## Instructions for the task
When a record holds a picture, leave the picture out and copy everything else exactly.

□ □ □

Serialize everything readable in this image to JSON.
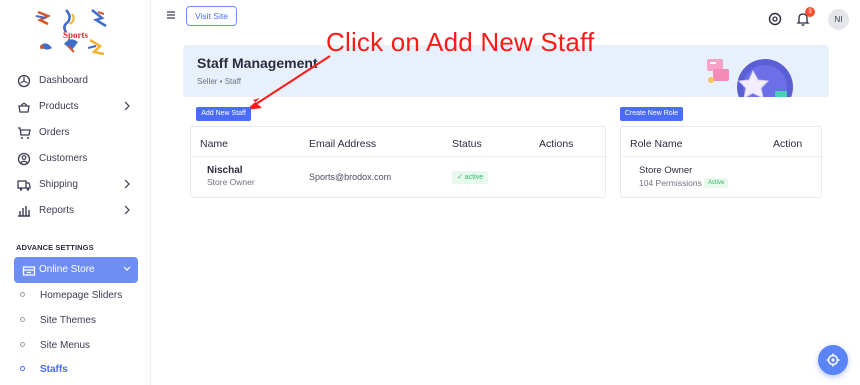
{
  "sidebar": {
    "logo_text": "Sports",
    "items": [
      {
        "label": "Dashboard",
        "icon": "dashboard-icon",
        "has_chevron": false
      },
      {
        "label": "Products",
        "icon": "products-icon",
        "has_chevron": true
      },
      {
        "label": "Orders",
        "icon": "orders-icon",
        "has_chevron": false
      },
      {
        "label": "Customers",
        "icon": "customers-icon",
        "has_chevron": false
      },
      {
        "label": "Shipping",
        "icon": "shipping-icon",
        "has_chevron": true
      },
      {
        "label": "Reports",
        "icon": "reports-icon",
        "has_chevron": true
      }
    ],
    "section_heading": "ADVANCE SETTINGS",
    "online_store": {
      "label": "Online Store",
      "icon": "store-icon"
    },
    "sub_items": [
      {
        "label": "Homepage Sliders",
        "active": false
      },
      {
        "label": "Site Themes",
        "active": false
      },
      {
        "label": "Site Menus",
        "active": false
      },
      {
        "label": "Staffs",
        "active": true
      }
    ]
  },
  "topbar": {
    "visit_site_label": "Visit Site",
    "notification_count": "3",
    "avatar_initials": "NI"
  },
  "annotation": {
    "text": "Click on Add New Staff",
    "color": "#ff1a1a"
  },
  "banner": {
    "title": "Staff Management",
    "breadcrumb": "Seller • Staff"
  },
  "staff_section": {
    "add_button_label": "Add New Staff",
    "columns": [
      "Name",
      "Email Address",
      "Status",
      "Actions"
    ],
    "rows": [
      {
        "name": "Nischal",
        "role": "Store Owner",
        "email": "Sports@brodox.com",
        "status": "✓ active"
      }
    ]
  },
  "roles_section": {
    "create_button_label": "Create New Role",
    "columns": [
      "Role Name",
      "Action"
    ],
    "rows": [
      {
        "name": "Store Owner",
        "permissions": "104 Permissions",
        "status": "Active"
      }
    ]
  },
  "colors": {
    "accent": "#4a6cf7",
    "sidebar_active": "#6e8ef5",
    "banner_bg": "#e7f0fb",
    "status_green": "#38b56a"
  }
}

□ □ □

## Completed task
Serialize everything readable in this image to JSON.
{
  "sidebar": {
    "logo_text": "Sports",
    "items": [
      {
        "label": "Dashboard",
        "icon": "dashboard-icon",
        "has_chevron": false
      },
      {
        "label": "Products",
        "icon": "products-icon",
        "has_chevron": true
      },
      {
        "label": "Orders",
        "icon": "orders-icon",
        "has_chevron": false
      },
      {
        "label": "Customers",
        "icon": "customers-icon",
        "has_chevron": false
      },
      {
        "label": "Shipping",
        "icon": "shipping-icon",
        "has_chevron": true
      },
      {
        "label": "Reports",
        "icon": "reports-icon",
        "has_chevron": true
      }
    ],
    "section_heading": "ADVANCE SETTINGS",
    "online_store": {
      "label": "Online Store",
      "icon": "store-icon"
    },
    "sub_items": [
      {
        "label": "Homepage Sliders",
        "active": false
      },
      {
        "label": "Site Themes",
        "active": false
      },
      {
        "label": "Site Menus",
        "active": false
      },
      {
        "label": "Staffs",
        "active": true
      }
    ]
  },
  "topbar": {
    "visit_site_label": "Visit Site",
    "notification_count": "3",
    "avatar_initials": "NI"
  },
  "annotation": {
    "text": "Click on Add New Staff",
    "color": "#ff1a1a"
  },
  "banner": {
    "title": "Staff Management",
    "breadcrumb": "Seller • Staff"
  },
  "staff_section": {
    "add_button_label": "Add New Staff",
    "columns": [
      "Name",
      "Email Address",
      "Status",
      "Actions"
    ],
    "rows": [
      {
        "name": "Nischal",
        "role": "Store Owner",
        "email": "Sports@brodox.com",
        "status": "✓ active"
      }
    ]
  },
  "roles_section": {
    "create_button_label": "Create New Role",
    "columns": [
      "Role Name",
      "Action"
    ],
    "rows": [
      {
        "name": "Store Owner",
        "permissions": "104 Permissions",
        "status": "Active"
      }
    ]
  },
  "colors": {
    "accent": "#4a6cf7",
    "sidebar_active": "#6e8ef5",
    "banner_bg": "#e7f0fb",
    "status_green": "#38b56a"
  }
}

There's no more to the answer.